In the days before computers, smartphones and the Internet, people had to resort to other means to gather information. They used phone books, dictionaries, libraries, encyclopedias and maps!
In doing research for his history of our county courthouse, the late Walter Buckingham discovered a series of maps at the state archives. Walter was our county historian for many years and loved nothing better than sitting down with a bunch of old books on Tennessee history.
He found maps that were published by the Sanborn Insurance Company out of New York City. The maps were used by insurance companies to determine rates to charge businesses and individuals for their fire insurance.
Fire has always been a concern for people, but in the past it was even more so because so many people heated with open fireplaces, used oil lamps or candles, and small towns like Hartsville didn’t have fire departments!
The company drew maps of every town of any size in every state – and Hartsville was one!
Because towns change as buildings are built or, unfortunately, burn down, the company updated its maps regularly.
Which is why the maps are so valuable to researchers, because they can show city streets and residential areas as they looked over 100 years ago. In fact, the first maps for Hartsville date to 1893 and they run up to the 1930s.
Each map also notes whether the towns have a fire department, if so what equipment it has, and if the town has fire hydrants and what pressure the water department provides to those hydrants!
All of that was important to an insurance company and to the residents of a town.
One reason the people of Hartsville needed their rates to go down was that the town had suffered a series of disastrous fires that had driven up their rates.
The first bad fire hit the downtown business district in May 1900. On the fifth of that month, a fire originated in an upstairs room of a series of business buildings on the north side of Main Street. The fire spread and destroyed the entire block of buildings, but it got worse.
There were no fire codes in Hartsville in 1900. There were no fire walls between adjoining buildings. There was no fire department. There weren’t even any fire alarms!

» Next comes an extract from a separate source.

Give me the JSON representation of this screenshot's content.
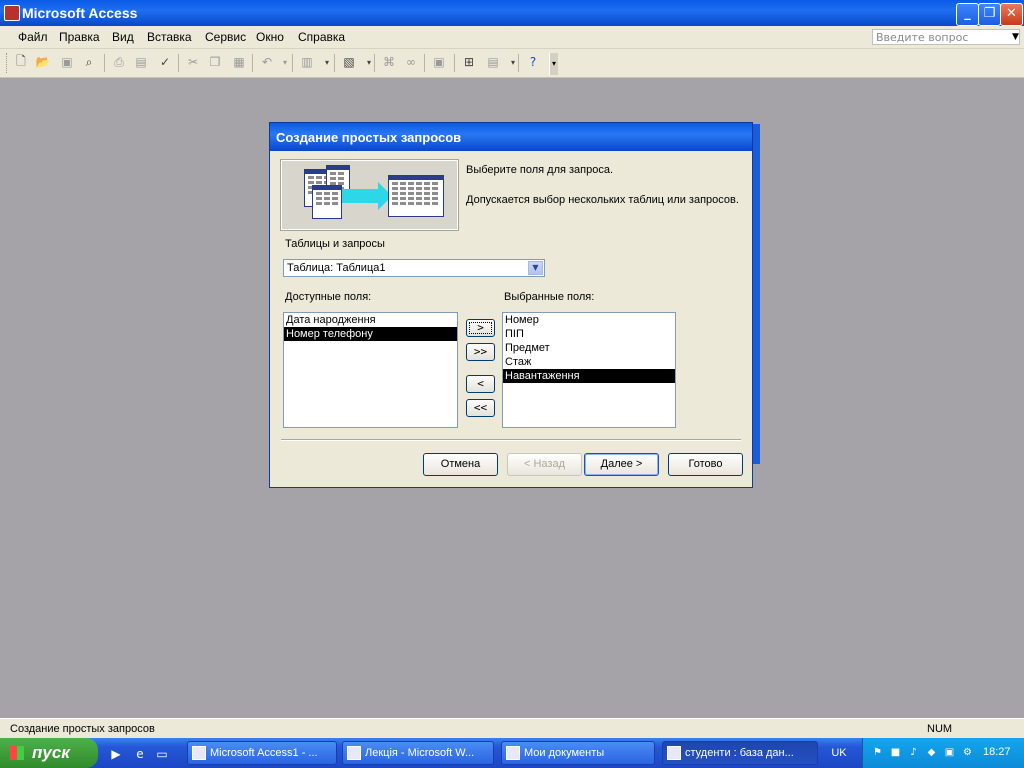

In that fire, the old Bank of Hartsville burned, as did the dry goods store of Hale and Son, the grocery of G. D. Byrne, the tin shop of J. W. Dayton and our county courthouse!
This was our first courthouse and it sat across the street from its present location.
The block was rebuilt, but again there were no codes or restrictions against wood construction or buildings with wooden shingle roofs – both of which can cause fires to spread due to their easy combustion.
The courthouse was rebuilt on the same foundation as the previous one, and in 1902 there was another fire!
This fire burned the opposite side of the street, consuming every building between Church Street and River Street! It burned the old Locke Hotel and seven or eight businesses!
Then the unthinkable happened.
In August 1904, a fire started in the livery stables of Robertson and Hall on Main Street. This fire quickly spread as there was no fire department, just citizens grabbing buckets and heading down to the creek to fill them and pass them up a hastily formed fire brigade to try and douse the flames.
This was our county’s worst fire. It completely burned both sides of Main Street between River Street and Church Street, including the recently rebuilt county courthouse, and all of the business on River Street and several residences.
With two courthouses lost to fires that had started down the street and spread, a new courthouse (and the one we still use today) was built on the other side of the street on a city block to itself. Also, ordinances were passed that prevented wooden buildings downtown!
Our entire downtown dates from the 1904 fire when everything had to be rebuilt. It is, as a result, a little time capsule for the turn of the century!
But it would take more fires before Hartsville got a fire department!
A reminder that the Trousdale County Historical Society will meet this Saturday at 2 p.m. at the County Archives building. Our program will be on the Century Farms Program and two recent additions to our county’s list. Meetings are open to the public.